environment. This includes cleaning up existing pollution, improving
manufacturing methods to reduce the generation of new pollution, and
making alternative energy sources more cost effective.
The Application of Nanotechnology to Environmental Issues
In trying to help our ailing environment, nanotechnology researchers
and developers are pursuing the following avenues:
Generating less pollution during the manufacture of materials.
One example of this is how researchers have demonstrated that the use of
silver nanoclusters as
catalysts can significantly reduce the polluting byproducts generated in
the process used to manufacture propylene oxide. Propylene oxide is used
to produce common materials such as plastics, paint, detergents and
Producing solar cells that generate electricity at a
competitive cost. Researcher have demonstrated that
an array of silicon
nanowires embedded in a polymer results in low cost but high
efficiency solar cells. This, or other efforts using nanotechnology to
improve solar cells, may result in solar cells
that generate electricity as cost
effectively as coal or oil.
Increasing the electricity generated by windmills. Epoxy containing carbon nanotubes
is being used to make
The resulting blades are stronger
and lower weight and therefore the amount of electricity generated
by each windmill is greater.
Cleaning up organic chemicals polluting groundwater.
Researchers have shown that iron nanoparticles can be effective in

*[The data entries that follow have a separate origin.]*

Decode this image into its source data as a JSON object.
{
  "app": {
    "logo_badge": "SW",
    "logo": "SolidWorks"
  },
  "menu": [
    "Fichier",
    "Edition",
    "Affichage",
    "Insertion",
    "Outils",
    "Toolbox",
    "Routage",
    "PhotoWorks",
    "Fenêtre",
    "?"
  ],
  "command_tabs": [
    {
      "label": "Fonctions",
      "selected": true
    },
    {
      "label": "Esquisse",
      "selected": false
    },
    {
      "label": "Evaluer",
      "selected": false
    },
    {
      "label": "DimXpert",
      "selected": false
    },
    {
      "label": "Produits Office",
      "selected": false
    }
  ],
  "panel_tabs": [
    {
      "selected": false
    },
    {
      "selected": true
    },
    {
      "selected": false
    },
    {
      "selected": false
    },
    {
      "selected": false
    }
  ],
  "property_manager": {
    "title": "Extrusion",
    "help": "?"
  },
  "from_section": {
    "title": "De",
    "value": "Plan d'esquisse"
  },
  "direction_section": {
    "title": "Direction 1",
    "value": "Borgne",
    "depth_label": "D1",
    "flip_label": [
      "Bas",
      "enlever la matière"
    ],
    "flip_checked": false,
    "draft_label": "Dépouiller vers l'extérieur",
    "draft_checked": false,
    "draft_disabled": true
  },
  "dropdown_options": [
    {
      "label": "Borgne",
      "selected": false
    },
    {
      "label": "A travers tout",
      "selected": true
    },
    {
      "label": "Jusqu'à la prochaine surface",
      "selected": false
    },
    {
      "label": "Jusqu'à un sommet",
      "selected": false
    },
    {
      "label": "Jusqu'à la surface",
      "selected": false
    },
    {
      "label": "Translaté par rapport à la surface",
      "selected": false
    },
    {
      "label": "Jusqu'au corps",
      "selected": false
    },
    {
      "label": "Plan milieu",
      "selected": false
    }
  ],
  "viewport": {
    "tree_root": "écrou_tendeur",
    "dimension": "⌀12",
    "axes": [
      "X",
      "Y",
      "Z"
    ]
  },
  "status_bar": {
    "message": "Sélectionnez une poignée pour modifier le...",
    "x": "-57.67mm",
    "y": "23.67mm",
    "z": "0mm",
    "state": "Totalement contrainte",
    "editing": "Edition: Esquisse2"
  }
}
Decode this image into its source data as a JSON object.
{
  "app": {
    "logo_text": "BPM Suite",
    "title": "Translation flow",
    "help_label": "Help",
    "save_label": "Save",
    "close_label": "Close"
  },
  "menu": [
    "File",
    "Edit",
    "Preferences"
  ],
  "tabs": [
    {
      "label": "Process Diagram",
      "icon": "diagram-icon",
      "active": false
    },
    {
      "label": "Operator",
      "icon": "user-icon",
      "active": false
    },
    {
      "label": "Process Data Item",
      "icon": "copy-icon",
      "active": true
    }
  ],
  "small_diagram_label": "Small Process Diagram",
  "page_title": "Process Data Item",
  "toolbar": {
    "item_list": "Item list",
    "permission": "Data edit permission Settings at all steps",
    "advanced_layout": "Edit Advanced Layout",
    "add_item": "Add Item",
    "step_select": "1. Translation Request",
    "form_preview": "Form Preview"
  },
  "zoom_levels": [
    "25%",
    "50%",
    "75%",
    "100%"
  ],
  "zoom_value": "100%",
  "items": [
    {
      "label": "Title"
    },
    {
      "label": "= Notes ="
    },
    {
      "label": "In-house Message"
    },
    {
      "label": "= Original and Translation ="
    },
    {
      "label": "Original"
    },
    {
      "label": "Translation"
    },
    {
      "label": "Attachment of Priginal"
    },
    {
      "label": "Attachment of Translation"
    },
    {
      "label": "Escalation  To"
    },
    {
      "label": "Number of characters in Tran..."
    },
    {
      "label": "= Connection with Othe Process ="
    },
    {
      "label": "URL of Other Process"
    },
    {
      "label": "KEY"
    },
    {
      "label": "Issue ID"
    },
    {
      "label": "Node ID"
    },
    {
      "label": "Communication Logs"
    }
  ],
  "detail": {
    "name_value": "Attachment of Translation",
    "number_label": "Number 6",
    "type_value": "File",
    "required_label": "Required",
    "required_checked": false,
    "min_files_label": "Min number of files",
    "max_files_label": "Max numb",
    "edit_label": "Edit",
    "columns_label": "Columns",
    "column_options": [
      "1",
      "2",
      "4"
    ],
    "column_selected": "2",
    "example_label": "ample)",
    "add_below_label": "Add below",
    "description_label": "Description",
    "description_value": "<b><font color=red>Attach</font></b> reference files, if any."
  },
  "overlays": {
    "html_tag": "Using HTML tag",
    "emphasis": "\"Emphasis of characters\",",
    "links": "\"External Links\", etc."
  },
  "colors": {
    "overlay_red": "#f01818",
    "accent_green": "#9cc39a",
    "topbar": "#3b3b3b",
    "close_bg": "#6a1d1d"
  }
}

cleaning up organic solvents that are polluting groundwater. The iron nanoparticles disperse throughout the body of water and
decompose the organic solvent in place. This method can be more effective
and cost significantly less than treatment methods that require the
water to be pumped out of the ground.
Cleaning up oil spills. Using photocatalytic copper
tungsten oxide nanoparticles to
break down oil
into biodegradable compounds. The nanoparticles are in a grid that
provides high surface area for the reaction, is activated by sunlight
and can work in water, making them useful for cleaning up oil spills.
Clearing volatile organic compounds (VOCs) from air.
Researchers have demonstrated a catalyst that breaks down VOCs at
room temperature. The catalyst is composed of
oxide in which gold nanoparticles have been embedded.
Reducing the cost of fuel cells. Changing the
spacing of platinum atoms used in a fuel cell
ability of the platinum. This allows the fuel cell to function with
about 80% less platinum, significantly reducing the cost of the fuel
Storing hydrogen for fuel cell powered cars. Using graphene layers to increase the binding energy of hydrogen to the
graphene surface in a fuel tank results in a higher amount of hydrogen
storage and a lighter weight fuel tank. This could
help in the development of practical hydrogen-fueled cars.
Environmental Nanotechnology Research Centers
Center for Environmental Implications of Nanotechnology
Center for Environmental
Implications of Nanotechnology (UCLA)